### [YOUR TASK]
Could the records be returned exactly, with the pictures left out?

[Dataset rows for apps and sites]
————

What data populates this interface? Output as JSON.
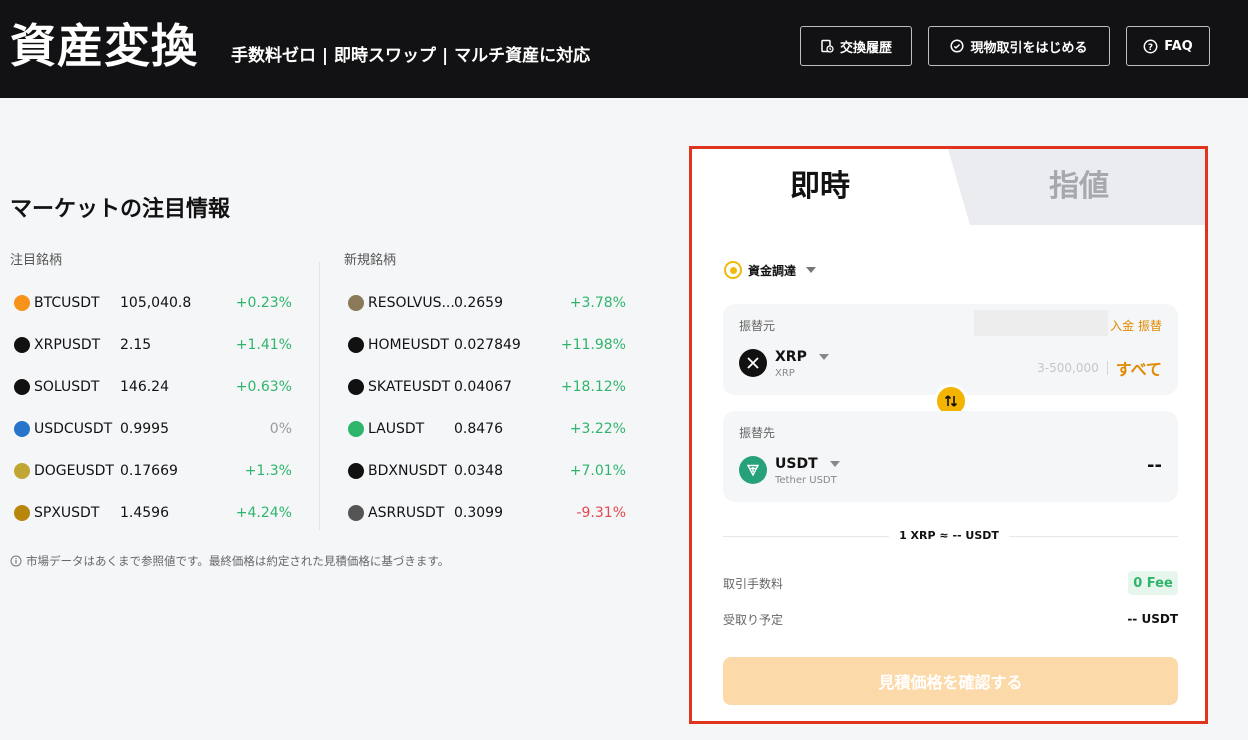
{
  "header": {
    "title": "資産変換",
    "subtitle": "手数料ゼロ | 即時スワップ | マルチ資産に対応",
    "buttons": [
      {
        "label": "交換履歴",
        "icon": "history-icon"
      },
      {
        "label": "現物取引をはじめる",
        "icon": "check-circle-icon"
      },
      {
        "label": "FAQ",
        "icon": "question-circle-icon"
      }
    ]
  },
  "market": {
    "title": "マーケットの注目情報",
    "col1_title": "注目銘柄",
    "col2_title": "新規銘柄",
    "col1": [
      {
        "symbol": "BTCUSDT",
        "price": "105,040.8",
        "change": "+0.23%",
        "dir": "up",
        "icon": "btc-icon",
        "color": "#f7931a"
      },
      {
        "symbol": "XRPUSDT",
        "price": "2.15",
        "change": "+1.41%",
        "dir": "up",
        "icon": "xrp-icon",
        "color": "#111111"
      },
      {
        "symbol": "SOLUSDT",
        "price": "146.24",
        "change": "+0.63%",
        "dir": "up",
        "icon": "sol-icon",
        "color": "#111111"
      },
      {
        "symbol": "USDCUSDT",
        "price": "0.9995",
        "change": "0%",
        "dir": "flat",
        "icon": "usdc-icon",
        "color": "#2775ca"
      },
      {
        "symbol": "DOGEUSDT",
        "price": "0.17669",
        "change": "+1.3%",
        "dir": "up",
        "icon": "doge-icon",
        "color": "#c2a633"
      },
      {
        "symbol": "SPXUSDT",
        "price": "1.4596",
        "change": "+4.24%",
        "dir": "up",
        "icon": "spx-icon",
        "color": "#b8860b"
      }
    ],
    "col2": [
      {
        "symbol": "RESOLVUS...",
        "price": "0.2659",
        "change": "+3.78%",
        "dir": "up",
        "icon": "resolv-icon",
        "color": "#8a7a5a"
      },
      {
        "symbol": "HOMEUSDT",
        "price": "0.027849",
        "change": "+11.98%",
        "dir": "up",
        "icon": "home-icon",
        "color": "#111111"
      },
      {
        "symbol": "SKATEUSDT",
        "price": "0.04067",
        "change": "+18.12%",
        "dir": "up",
        "icon": "skate-icon",
        "color": "#111111"
      },
      {
        "symbol": "LAUSDT",
        "price": "0.8476",
        "change": "+3.22%",
        "dir": "up",
        "icon": "la-icon",
        "color": "#2fb56b"
      },
      {
        "symbol": "BDXNUSDT",
        "price": "0.0348",
        "change": "+7.01%",
        "dir": "up",
        "icon": "bdxn-icon",
        "color": "#111111"
      },
      {
        "symbol": "ASRRUSDT",
        "price": "0.3099",
        "change": "-9.31%",
        "dir": "dn",
        "icon": "asrr-icon",
        "color": "#555555"
      }
    ],
    "note": "市場データはあくまで参照値です。最終価格は約定された見積価格に基づきます。"
  },
  "panel": {
    "tab_instant": "即時",
    "tab_limit": "指値",
    "funding": "資金調達",
    "from": {
      "label": "振替元",
      "deposit": "入金",
      "transfer": "振替",
      "token": "XRP",
      "token_sub": "XRP",
      "range": "3-500,000",
      "all": "すべて"
    },
    "to": {
      "label": "振替先",
      "token": "USDT",
      "token_sub": "Tether USDT",
      "amount": "--"
    },
    "rate": "1 XRP ≈ -- USDT",
    "fee_label": "取引手数料",
    "fee_value": "0 Fee",
    "receive_label": "受取り予定",
    "receive_value": "-- USDT",
    "confirm": "見積価格を確認する"
  },
  "colors": {
    "up": "#2fb56b",
    "down": "#e5484d",
    "accent": "#f3b400",
    "highlight_border": "#e0341f"
  }
}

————

### [SOLVED EXERCISE]
What data populates this interface? Output as JSON.
{
  "header": {
    "title": "資産変換",
    "subtitle": "手数料ゼロ | 即時スワップ | マルチ資産に対応",
    "buttons": [
      {
        "label": "交換履歴",
        "icon": "history-icon"
      },
      {
        "label": "現物取引をはじめる",
        "icon": "check-circle-icon"
      },
      {
        "label": "FAQ",
        "icon": "question-circle-icon"
      }
    ]
  },
  "market": {
    "title": "マーケットの注目情報",
    "col1_title": "注目銘柄",
    "col2_title": "新規銘柄",
    "col1": [
      {
        "symbol": "BTCUSDT",
        "price": "105,040.8",
        "change": "+0.23%",
        "dir": "up",
        "icon": "btc-icon",
        "color": "#f7931a"
      },
      {
        "symbol": "XRPUSDT",
        "price": "2.15",
        "change": "+1.41%",
        "dir": "up",
        "icon": "xrp-icon",
        "color": "#111111"
      },
      {
        "symbol": "SOLUSDT",
        "price": "146.24",
        "change": "+0.63%",
        "dir": "up",
        "icon": "sol-icon",
        "color": "#111111"
      },
      {
        "symbol": "USDCUSDT",
        "price": "0.9995",
        "change": "0%",
        "dir": "flat",
        "icon": "usdc-icon",
        "color": "#2775ca"
      },
      {
        "symbol": "DOGEUSDT",
        "price": "0.17669",
        "change": "+1.3%",
        "dir": "up",
        "icon": "doge-icon",
        "color": "#c2a633"
      },
      {
        "symbol": "SPXUSDT",
        "price": "1.4596",
        "change": "+4.24%",
        "dir": "up",
        "icon": "spx-icon",
        "color": "#b8860b"
      }
    ],
    "col2": [
      {
        "symbol": "RESOLVUS...",
        "price": "0.2659",
        "change": "+3.78%",
        "dir": "up",
        "icon": "resolv-icon",
        "color": "#8a7a5a"
      },
      {
        "symbol": "HOMEUSDT",
        "price": "0.027849",
        "change": "+11.98%",
        "dir": "up",
        "icon": "home-icon",
        "color": "#111111"
      },
      {
        "symbol": "SKATEUSDT",
        "price": "0.04067",
        "change": "+18.12%",
        "dir": "up",
        "icon": "skate-icon",
        "color": "#111111"
      },
      {
        "symbol": "LAUSDT",
        "price": "0.8476",
        "change": "+3.22%",
        "dir": "up",
        "icon": "la-icon",
        "color": "#2fb56b"
      },
      {
        "symbol": "BDXNUSDT",
        "price": "0.0348",
        "change": "+7.01%",
        "dir": "up",
        "icon": "bdxn-icon",
        "color": "#111111"
      },
      {
        "symbol": "ASRRUSDT",
        "price": "0.3099",
        "change": "-9.31%",
        "dir": "dn",
        "icon": "asrr-icon",
        "color": "#555555"
      }
    ],
    "note": "市場データはあくまで参照値です。最終価格は約定された見積価格に基づきます。"
  },
  "panel": {
    "tab_instant": "即時",
    "tab_limit": "指値",
    "funding": "資金調達",
    "from": {
      "label": "振替元",
      "deposit": "入金",
      "transfer": "振替",
      "token": "XRP",
      "token_sub": "XRP",
      "range": "3-500,000",
      "all": "すべて"
    },
    "to": {
      "label": "振替先",
      "token": "USDT",
      "token_sub": "Tether USDT",
      "amount": "--"
    },
    "rate": "1 XRP ≈ -- USDT",
    "fee_label": "取引手数料",
    "fee_value": "0 Fee",
    "receive_label": "受取り予定",
    "receive_value": "-- USDT",
    "confirm": "見積価格を確認する"
  },
  "colors": {
    "up": "#2fb56b",
    "down": "#e5484d",
    "accent": "#f3b400",
    "highlight_border": "#e0341f"
  }
}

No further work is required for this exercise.